For this exercise, write out every entry exactly and leave the pictures out.

****************

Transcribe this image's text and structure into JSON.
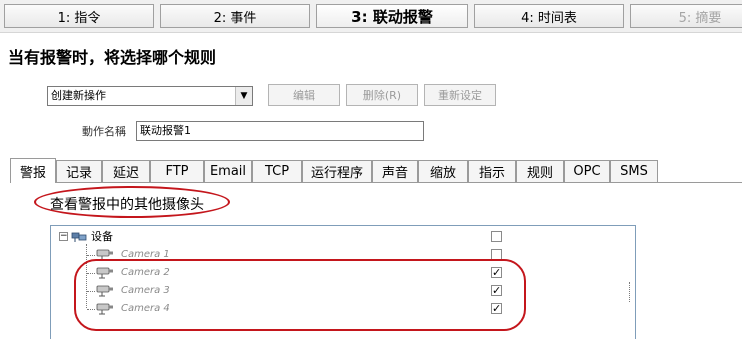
{
  "wizard": {
    "steps": [
      {
        "label": "1: 指令"
      },
      {
        "label": "2: 事件"
      },
      {
        "label": "3: 联动报警"
      },
      {
        "label": "4: 时间表"
      },
      {
        "label": "5: 摘要"
      }
    ],
    "active_step": 3
  },
  "heading": "当有报警时，将选择哪个规则",
  "action_select": {
    "value": "创建新操作"
  },
  "buttons": {
    "edit": "编辑",
    "delete": "删除(R)",
    "reset": "重新设定"
  },
  "action_name": {
    "label": "動作名稱",
    "value": "联动报警1"
  },
  "tabs": [
    "警报",
    "记录",
    "延迟",
    "FTP",
    "Email",
    "TCP",
    "运行程序",
    "声音",
    "缩放",
    "指示",
    "规则",
    "OPC",
    "SMS"
  ],
  "active_tab": "警报",
  "alarm_option": "查看警报中的其他摄像头",
  "tree": {
    "root": {
      "label": "设备",
      "expander": "−",
      "checked": false
    },
    "cameras": [
      {
        "label": "Camera 1",
        "checked": false
      },
      {
        "label": "Camera 2",
        "checked": true
      },
      {
        "label": "Camera 3",
        "checked": true
      },
      {
        "label": "Camera 4",
        "checked": true
      }
    ]
  },
  "colors": {
    "highlight": "#c4161c"
  }
}
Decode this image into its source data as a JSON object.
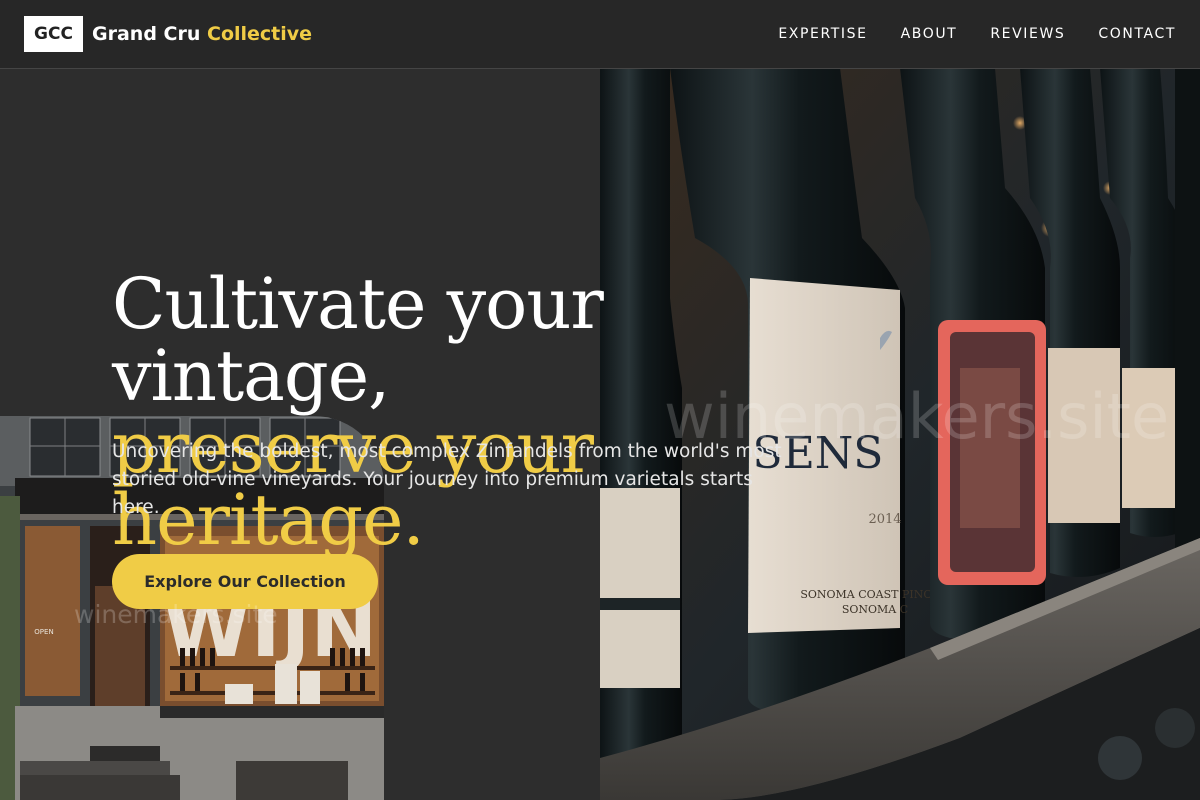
{
  "brand": {
    "logo_text": "GCC",
    "name_main": "Grand Cru",
    "name_accent": "Collective"
  },
  "nav": {
    "items": [
      {
        "label": "EXPERTISE"
      },
      {
        "label": "ABOUT"
      },
      {
        "label": "REVIEWS"
      },
      {
        "label": "CONTACT"
      }
    ]
  },
  "hero": {
    "headline_line1": "Cultivate your vintage,",
    "headline_line2": "preserve your heritage.",
    "subtext": "Uncovering the boldest, most complex Zinfandels from the world's most storied old-vine vineyards. Your journey into premium varietals starts here.",
    "cta_label": "Explore Our Collection"
  },
  "images": {
    "bottles_photo": {
      "label_brand": "SENS",
      "label_year": "2014",
      "label_region1": "SONOMA COAST",
      "label_region2": "SONOMA C"
    },
    "shop_photo": {
      "shop_sign": "WIJN",
      "door_sign": "OPEN"
    }
  },
  "watermarks": [
    "winemakers.site",
    "winemakers.site"
  ],
  "colors": {
    "accent": "#f0cc46",
    "background": "#2d2d2d",
    "topbar": "#282828"
  }
}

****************

▶ ANSWER AREA:
Transcribe this image's text and structure into JSON.
{
  "wizard": {
    "steps": [
      {
        "label": "1: 指令"
      },
      {
        "label": "2: 事件"
      },
      {
        "label": "3: 联动报警"
      },
      {
        "label": "4: 时间表"
      },
      {
        "label": "5: 摘要"
      }
    ],
    "active_step": 3
  },
  "heading": "当有报警时，将选择哪个规则",
  "action_select": {
    "value": "创建新操作"
  },
  "buttons": {
    "edit": "编辑",
    "delete": "删除(R)",
    "reset": "重新设定"
  },
  "action_name": {
    "label": "動作名稱",
    "value": "联动报警1"
  },
  "tabs": [
    "警报",
    "记录",
    "延迟",
    "FTP",
    "Email",
    "TCP",
    "运行程序",
    "声音",
    "缩放",
    "指示",
    "规则",
    "OPC",
    "SMS"
  ],
  "active_tab": "警报",
  "alarm_option": "查看警报中的其他摄像头",
  "tree": {
    "root": {
      "label": "设备",
      "expander": "−",
      "checked": false
    },
    "cameras": [
      {
        "label": "Camera 1",
        "checked": false
      },
      {
        "label": "Camera 2",
        "checked": true
      },
      {
        "label": "Camera 3",
        "checked": true
      },
      {
        "label": "Camera 4",
        "checked": true
      }
    ]
  },
  "colors": {
    "highlight": "#c4161c"
  }
}
Decode this image into its source data as a JSON object.
{
  "brand": {
    "logo_text": "GCC",
    "name_main": "Grand Cru",
    "name_accent": "Collective"
  },
  "nav": {
    "items": [
      {
        "label": "EXPERTISE"
      },
      {
        "label": "ABOUT"
      },
      {
        "label": "REVIEWS"
      },
      {
        "label": "CONTACT"
      }
    ]
  },
  "hero": {
    "headline_line1": "Cultivate your vintage,",
    "headline_line2": "preserve your heritage.",
    "subtext": "Uncovering the boldest, most complex Zinfandels from the world's most storied old-vine vineyards. Your journey into premium varietals starts here.",
    "cta_label": "Explore Our Collection"
  },
  "images": {
    "bottles_photo": {
      "label_brand": "SENS",
      "label_year": "2014",
      "label_region1": "SONOMA COAST",
      "label_region2": "SONOMA C"
    },
    "shop_photo": {
      "shop_sign": "WIJN",
      "door_sign": "OPEN"
    }
  },
  "watermarks": [
    "winemakers.site",
    "winemakers.site"
  ],
  "colors": {
    "accent": "#f0cc46",
    "background": "#2d2d2d",
    "topbar": "#282828"
  }
}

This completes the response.